→ **GOAL OF THE EXERCISE**: Each line with the string "title" is to be copied from the records below.
------------------------------
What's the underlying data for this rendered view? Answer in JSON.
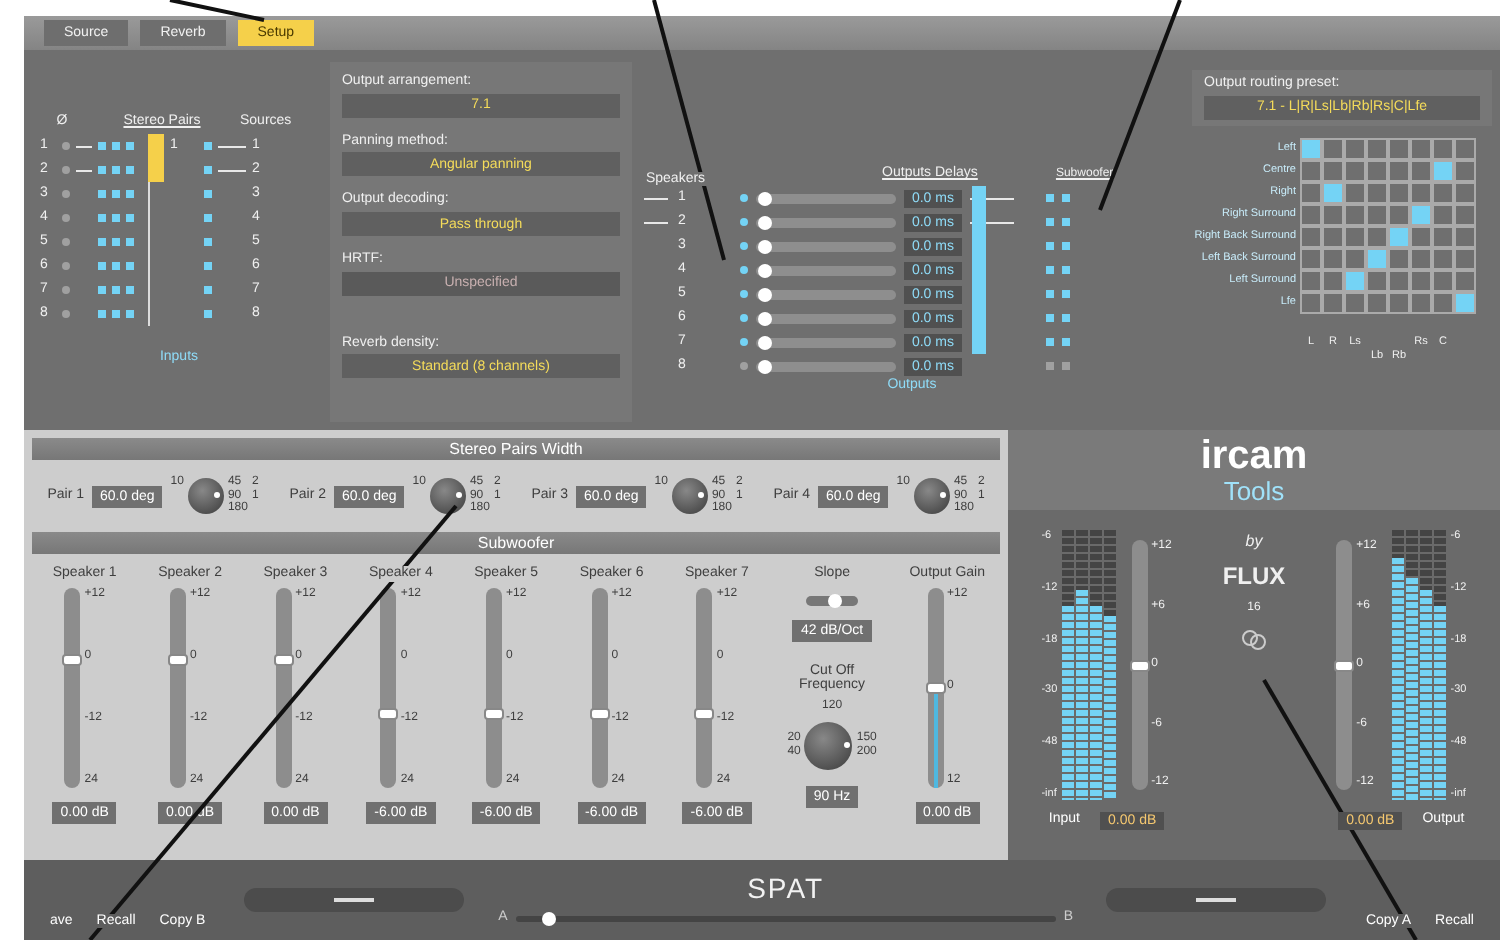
{
  "tabs": [
    {
      "label": "Source",
      "selected": false
    },
    {
      "label": "Reverb",
      "selected": false
    },
    {
      "label": "Setup",
      "selected": true
    }
  ],
  "inputs": {
    "headers": [
      "Ø",
      "Stereo Pairs",
      "Sources"
    ],
    "pair_label": "1",
    "title": "Inputs",
    "rows": [
      {
        "number": "1",
        "source": "1",
        "linked": true
      },
      {
        "number": "2",
        "source": "2",
        "linked": true
      },
      {
        "number": "3",
        "source": "3",
        "linked": false
      },
      {
        "number": "4",
        "source": "4",
        "linked": false
      },
      {
        "number": "5",
        "source": "5",
        "linked": false
      },
      {
        "number": "6",
        "source": "6",
        "linked": false
      },
      {
        "number": "7",
        "source": "7",
        "linked": false
      },
      {
        "number": "8",
        "source": "8",
        "linked": false
      }
    ]
  },
  "settings": [
    {
      "label": "Output arrangement:",
      "value": "7.1",
      "disabled": false
    },
    {
      "label": "Panning method:",
      "value": "Angular panning",
      "disabled": false
    },
    {
      "label": "Output decoding:",
      "value": "Pass through",
      "disabled": false
    },
    {
      "label": "HRTF:",
      "value": "Unspecified",
      "disabled": true
    },
    {
      "label": "Reverb density:",
      "value": "Standard (8 channels)",
      "disabled": false
    }
  ],
  "outputs": {
    "headers": [
      "Speakers",
      "Outputs Delays",
      "Subwoofer"
    ],
    "title": "Outputs",
    "rows": [
      {
        "number": "1",
        "delay": "0.0 ms",
        "level": 0.02,
        "active": true,
        "linked": true
      },
      {
        "number": "2",
        "delay": "0.0 ms",
        "level": 0.02,
        "active": true,
        "linked": true
      },
      {
        "number": "3",
        "delay": "0.0 ms",
        "level": 0.02,
        "active": true,
        "linked": false
      },
      {
        "number": "4",
        "delay": "0.0 ms",
        "level": 0.02,
        "active": true,
        "linked": false
      },
      {
        "number": "5",
        "delay": "0.0 ms",
        "level": 0.02,
        "active": true,
        "linked": false
      },
      {
        "number": "6",
        "delay": "0.0 ms",
        "level": 0.02,
        "active": true,
        "linked": false
      },
      {
        "number": "7",
        "delay": "0.0 ms",
        "level": 0.02,
        "active": true,
        "linked": false
      },
      {
        "number": "8",
        "delay": "0.0 ms",
        "level": 0.02,
        "active": false,
        "linked": false
      }
    ]
  },
  "routing": {
    "label": "Output routing preset:",
    "value": "7.1 - L|R|Ls|Lb|Rb|Rs|C|Lfe",
    "columns": [
      "L",
      "R",
      "Ls",
      "Lb",
      "Rb",
      "Rs",
      "C"
    ],
    "rows": [
      {
        "label": "Left",
        "cells": [
          true,
          false,
          false,
          false,
          false,
          false,
          false,
          false
        ]
      },
      {
        "label": "Centre",
        "cells": [
          false,
          false,
          false,
          false,
          false,
          false,
          true,
          false
        ]
      },
      {
        "label": "Right",
        "cells": [
          false,
          true,
          false,
          false,
          false,
          false,
          false,
          false
        ]
      },
      {
        "label": "Right Surround",
        "cells": [
          false,
          false,
          false,
          false,
          false,
          true,
          false,
          false
        ]
      },
      {
        "label": "Right Back Surround",
        "cells": [
          false,
          false,
          false,
          false,
          true,
          false,
          false,
          false
        ]
      },
      {
        "label": "Left Back Surround",
        "cells": [
          false,
          false,
          false,
          true,
          false,
          false,
          false,
          false
        ]
      },
      {
        "label": "Left Surround",
        "cells": [
          false,
          false,
          true,
          false,
          false,
          false,
          false,
          false
        ]
      },
      {
        "label": "Lfe",
        "cells": [
          false,
          false,
          false,
          false,
          false,
          false,
          false,
          true
        ]
      }
    ]
  },
  "stereo_width": {
    "title": "Stereo Pairs Width",
    "pairs": [
      {
        "label": "Pair 1",
        "value": "60.0 deg",
        "scale": [
          "10",
          "45",
          "2",
          "90",
          "1",
          "180"
        ]
      },
      {
        "label": "Pair 2",
        "value": "60.0 deg",
        "scale": [
          "10",
          "45",
          "2",
          "90",
          "1",
          "180"
        ]
      },
      {
        "label": "Pair 3",
        "value": "60.0 deg",
        "scale": [
          "10",
          "45",
          "2",
          "90",
          "1",
          "180"
        ]
      },
      {
        "label": "Pair 4",
        "value": "60.0 deg",
        "scale": [
          "10",
          "45",
          "2",
          "90",
          "1",
          "180"
        ]
      }
    ]
  },
  "subwoofer": {
    "title": "Subwoofer",
    "speakers": [
      {
        "name": "Speaker 1",
        "level": 0.64,
        "value": "0.00 dB",
        "scale": [
          "+12",
          "0",
          "-12",
          "24"
        ]
      },
      {
        "name": "Speaker 2",
        "level": 0.64,
        "value": "0.00 dB",
        "scale": [
          "+12",
          "0",
          "-12",
          "24"
        ]
      },
      {
        "name": "Speaker 3",
        "level": 0.64,
        "value": "0.00 dB",
        "scale": [
          "+12",
          "0",
          "-12",
          "24"
        ]
      },
      {
        "name": "Speaker 4",
        "level": 0.37,
        "value": "-6.00 dB",
        "scale": [
          "+12",
          "0",
          "-12",
          "24"
        ]
      },
      {
        "name": "Speaker 5",
        "level": 0.37,
        "value": "-6.00 dB",
        "scale": [
          "+12",
          "0",
          "-12",
          "24"
        ]
      },
      {
        "name": "Speaker 6",
        "level": 0.37,
        "value": "-6.00 dB",
        "scale": [
          "+12",
          "0",
          "-12",
          "24"
        ]
      },
      {
        "name": "Speaker 7",
        "level": 0.37,
        "value": "-6.00 dB",
        "scale": [
          "+12",
          "0",
          "-12",
          "24"
        ]
      }
    ],
    "slope": {
      "label": "Slope",
      "level": 0.6,
      "value": "42 dB/Oct"
    },
    "cutoff": {
      "label": "Cut Off Frequency",
      "value": "90 Hz",
      "scale": [
        "120",
        "20",
        "150",
        "40",
        "200"
      ]
    },
    "gain": {
      "label": "Output Gain",
      "level": 0.5,
      "value": "0.00 dB",
      "scale": [
        "+12",
        "0",
        "12"
      ]
    }
  },
  "brand": {
    "name": "ircam",
    "product": "Tools",
    "by": "by",
    "maker": "FLUX",
    "version": "16"
  },
  "meters": [
    {
      "label": "Input",
      "value": "0.00 dB",
      "gain": {
        "level": 0.5,
        "scale": [
          "+12",
          "+6",
          "0",
          "-6",
          "-12"
        ]
      },
      "scale": [
        "-6",
        "-12",
        "-18",
        "-30",
        "-48",
        "-inf"
      ],
      "channels": [
        {
          "level": 0.72
        },
        {
          "level": 0.78
        },
        {
          "level": 0.72
        },
        {
          "level": 0.68
        }
      ]
    },
    {
      "label": "Output",
      "value": "0.00 dB",
      "gain": {
        "level": 0.5,
        "scale": [
          "+12",
          "+6",
          "0",
          "-6",
          "-12"
        ]
      },
      "scale": [
        "-6",
        "-12",
        "-18",
        "-30",
        "-48",
        "-inf"
      ],
      "channels": [
        {
          "level": 0.9
        },
        {
          "level": 0.82
        },
        {
          "level": 0.78
        },
        {
          "level": 0.72
        }
      ]
    }
  ],
  "bottom": {
    "title": "SPAT",
    "left_buttons": [
      "ave",
      "Recall",
      "Copy B"
    ],
    "right_buttons": [
      "Copy A",
      "Recall"
    ],
    "ab": {
      "labels": [
        "A",
        "B"
      ],
      "level": 0.05
    }
  }
}
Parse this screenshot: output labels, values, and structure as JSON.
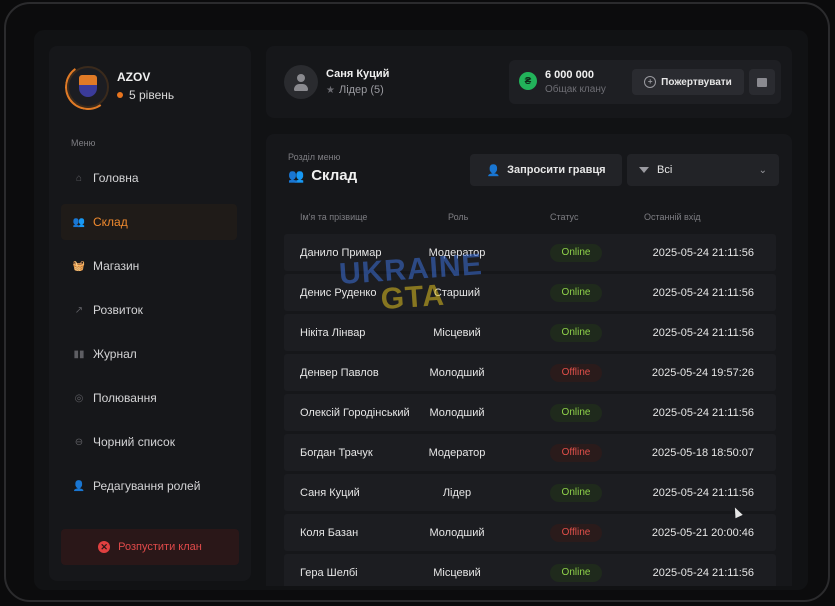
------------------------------
→ **FINISHED TASK**:
    "title": "Inputs",
    "title": "Outputs",
    "title": "Stereo Pairs Width",
    "title": "Subwoofer",
    "title": "SPAT",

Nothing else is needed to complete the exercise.